In early summer, trumpets that receive bright light are already in full flower. This specimen is probably C. grandiflora.

Trumpet vine (Campsis spp.) is deciduous climber native to the southeastern area of North America, but is such a hardy vine that it grows in most parts of the continent; C. grandiflora is the species you're most likely to see around town, because it's a bit less invasive than C. radicans. From late spring through fall in Davis, the plant sports hundreds of large trumpet-shaped orange blooms that attract both hummingbirds and ants. Trumpet vine is woody and attaches to surfaces with suckers similar to those found on ivy plants. During the winter months, the vine loses its leaves and just looks like a jumbled mass of dead twigs; sometime during late spring, it begins showing green sprouts. New growth sprouts from old vine, don't prune away any deadwood unless you don't want new growth in the spring! Trumpet vines are fast growing and over time develop a gnarled woody trunk resembling a grape vine; the vines can easily be trained around trees, along fences or on walls. Because the plant sends out new shoots fairly readily, it's easily propagated, so you can share the fun with your neighbor or friends. Trumpet vines can put up with a good amount of shade during our Davis summers, but is truly a sun-lover if you hope to see many flowers.

By late spring, this trumpet that's been trained around a Davis palm begins to leaf out.
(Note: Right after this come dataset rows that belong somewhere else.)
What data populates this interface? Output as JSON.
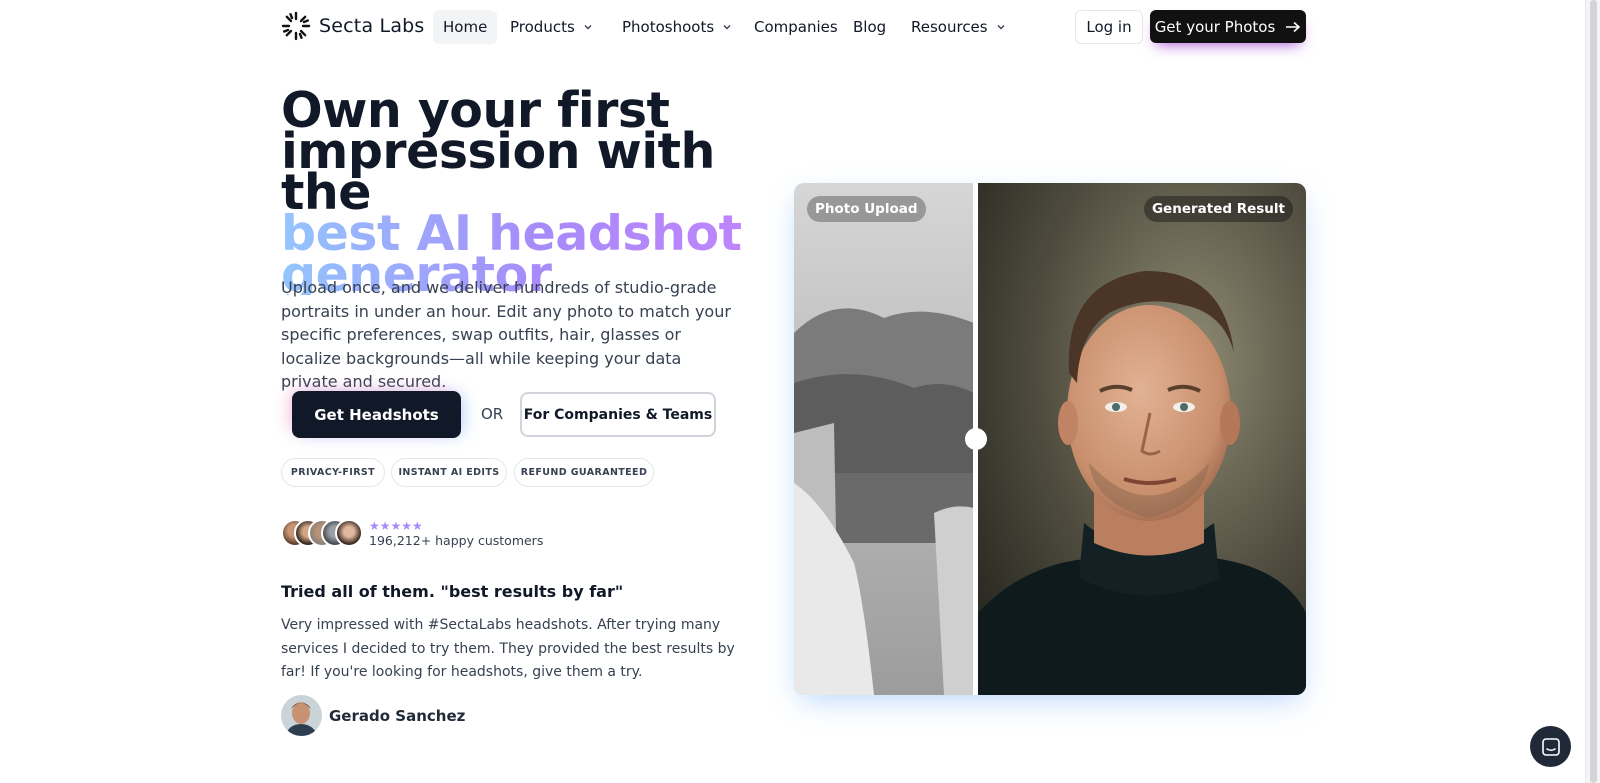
{
  "nav": {
    "logo_text": "Secta Labs",
    "items": [
      {
        "label": "Home",
        "active": true
      },
      {
        "label": "Products",
        "dropdown": true
      },
      {
        "label": "Photoshoots",
        "dropdown": true
      },
      {
        "label": "Companies"
      },
      {
        "label": "Blog"
      },
      {
        "label": "Resources",
        "dropdown": true
      }
    ],
    "login_label": "Log in",
    "cta_label": "Get your Photos"
  },
  "hero": {
    "title_line1": "Own your first",
    "title_line2": "impression with the",
    "title_highlight1": "best AI headshot",
    "title_highlight2": "generator",
    "description": "Upload once, and we deliver hundreds of studio-grade portraits in under an hour. Edit any photo to match your specific preferences, swap outfits, hair, glasses or localize backgrounds—all while keeping your data private and secured.",
    "primary_button": "Get Headshots",
    "or_label": "OR",
    "secondary_button": "For Companies & Teams",
    "pills": [
      "privacy-first",
      "instant ai edits",
      "refund guaranteed"
    ],
    "stars": "★★★★★",
    "customers": "196,212+ happy customers"
  },
  "testimonial": {
    "title": "Tried all of them. \"best results by far\"",
    "body": "Very impressed with #SectaLabs headshots. After trying many services I decided to try them. They provided the best results by far! If you're looking for headshots, give them a try.",
    "author": "Gerado Sanchez"
  },
  "comparison": {
    "left_label": "Photo Upload",
    "right_label": "Generated Result"
  },
  "colors": {
    "accent_gradient_start": "#93c5fd",
    "accent_gradient_end": "#c084fc",
    "dark": "#111827"
  },
  "icons": {
    "logo": "sunburst-icon",
    "chevron": "chevron-down-icon",
    "arrow": "arrow-right-icon",
    "chat": "chat-icon"
  }
}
To learn more about plants that can be found around town, visit our Town Flora page.